FINALLY President Reagan has a Mideast policy worthy of the name. He unveiled it in a lucid, thoughtful and courageous speech, one deserving to be called historic, on Wednesday night. His "fresh start" supplied what had been missing from the earlier Reagan effort to build security links and manage crises in the region: a pledge and a plan to tackle the Palestinian question directly within the context of a concern first of all for Israeli security. Mr. Reagan drew exactly the correct conclusion from the Lebanon crisis and from the earlier virtual collapse of the autonomy negotiations: the United States cannot afford to let the Palestinian question fester more.
The first major point in the new policy is to make a bold bid to draw legitimate Palestinian representatives into the stalled autonomy talks by suggesting that Israel freeze its settlements on the West Bank. Without such representatives, the talks are meaningless -- no, farcical and shameful. But legitimate representatives have boycotted the talks largely because Israel's settlements, among other acts, have convinced them that Israel means to annex the territory, notwithstanding its unequivocal Camp David promise to put the final status of the territory up for negotiation. Most Palestinians have felt, furthermore, that the United States was permitting Israel to pursue an expansionist course.
The Israeli Cabinet, in announcing yesterday that it would boycott any negotiations organized on the basis of the new American positions, insisted that it had the letter of Camp David on its side. The reasonable response was given on the op-ed page, also yesterday, by Jimmy Carter, who was there. "The massive settlement program in the occupied territories, launched by the Israelis contrary to repeated assurances by their leaders," he said, "has been an extremely unpleasant surprise to all of us who had such high hopes for a peaceful resolution of the major Middle East issues."
Mr. Carter also reminded everyone, as Mr. Reagan did in his speech, that United Nations Resolution 242, mandating withdrawal from occupied territory in exchange for peace, applies to the West Bank. Menachem Begin, with annexation in his eye (and in his party's platform), has explicitly rejected that position for years. In the language of the Camp David Accords, however, he at least implicitly accepted it. Therein lies a cruel personal and political dilemma for Mr. Begin. The administration ought to be, and evidently intends to be, sympathetic to his problem, even while it insists on the twice-agreed (in 242 and at Camp David) international language.
There is a second major point of the Reagan proposals. The president still maintains that the final status of the territories must be settled in direct negotiations. However, he guarantees Israel against its nightmare (a Palestinian state) and the Arabs against theirs (Israeli annexation), thereby precluding at least two theoretical outcomes of such talks.

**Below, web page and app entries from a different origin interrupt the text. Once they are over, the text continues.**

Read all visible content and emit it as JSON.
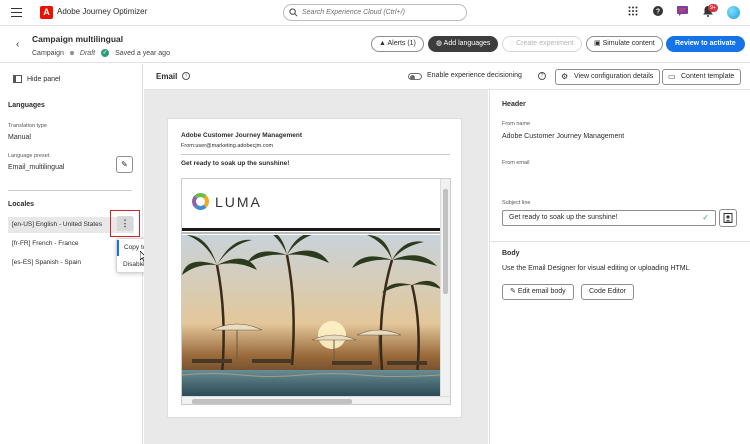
{
  "app": {
    "name": "Adobe Journey Optimizer",
    "logo_letter": "A",
    "search_placeholder": "Search Experience Cloud (Ctrl+/)",
    "notification_count": "9+"
  },
  "header": {
    "title": "Campaign multilingual",
    "type": "Campaign",
    "status": "Draft",
    "saved": "Saved a year ago",
    "buttons": {
      "alerts": "Alerts (1)",
      "add_languages": "Add languages",
      "create_experiment": "Create experiment",
      "simulate": "Simulate content",
      "review": "Review to activate"
    }
  },
  "left": {
    "hide_panel": "Hide panel",
    "languages_title": "Languages",
    "translation_type_label": "Translation type",
    "translation_type_value": "Manual",
    "language_preset_label": "Language preset",
    "language_preset_value": "Email_multilingual",
    "locales_title": "Locales",
    "locales": [
      "[en-US] English - United States",
      "[fr-FR] French - France",
      "[es-ES] Spanish - Spain"
    ],
    "kebab_glyph": "⋮",
    "menu": [
      "Copy to other locales",
      "Disable locale"
    ]
  },
  "content": {
    "title": "Email",
    "experience_decisioning": "Enable experience decisioning",
    "view_config": "View configuration details",
    "content_template": "Content template",
    "preview": {
      "from_name": "Adobe Customer Journey Management",
      "from_line": "From:user@marketing.adobecjm.com",
      "subject": "Get ready to soak up the sunshine!",
      "brand": "LUMA"
    }
  },
  "right": {
    "header_title": "Header",
    "from_name_label": "From name",
    "from_name_value": "Adobe Customer Journey Management",
    "from_email_label": "From email",
    "subject_label": "Subject line",
    "subject_value": "Get ready to soak up the sunshine!",
    "body_title": "Body",
    "body_desc": "Use the Email Designer for visual editing or uploading HTML",
    "edit_body": "Edit email body",
    "code_editor": "Code Editor"
  },
  "colors": {
    "accent": "#1473e6",
    "brand": "#eb1000",
    "success": "#2d9d78",
    "highlight_border": "#c9252d"
  }
}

Whether his no-Palestinian-state guarantee to Israel and his call for Palestinians to pursue self-government "in association with Jordan" turn out to be salable to Arabs is a real question. In any event, his no-annexation guarantee to the Arabs was protested yesterday by the Israeli Cabinet on the grounds that Camp David did not preclude application of Israeli sovereignty over "Judea, Samaria and the Gaza District." But it would be absurd to take this first Israeli response as the last. Surely it is the Israeli people's perception of their self-interest, not its lawyers' selective reading of a text, that will ultimately tell.

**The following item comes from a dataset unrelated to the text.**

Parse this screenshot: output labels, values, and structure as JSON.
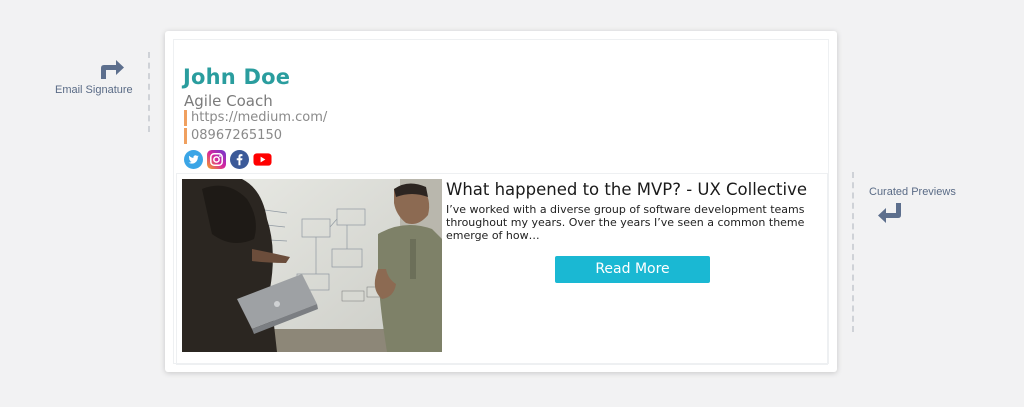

It is possible to get too much into the detail, on which there will be intense and necessary argument. The new policy serves broad and urgent American interests. It is also, explicitly, an extension of Jimmy Carter's distinctive and elevated reach for the noble objective of a full Arab-Israeli peace. Mr. Carter bet, and Mr. Reagan now bets, that the longing for peace and for secure acceptance is so profound in Israel that it will rise over all evident obstacles. We believe the president is right, and we salute him for accepting the great political risks of putting his perception to a test.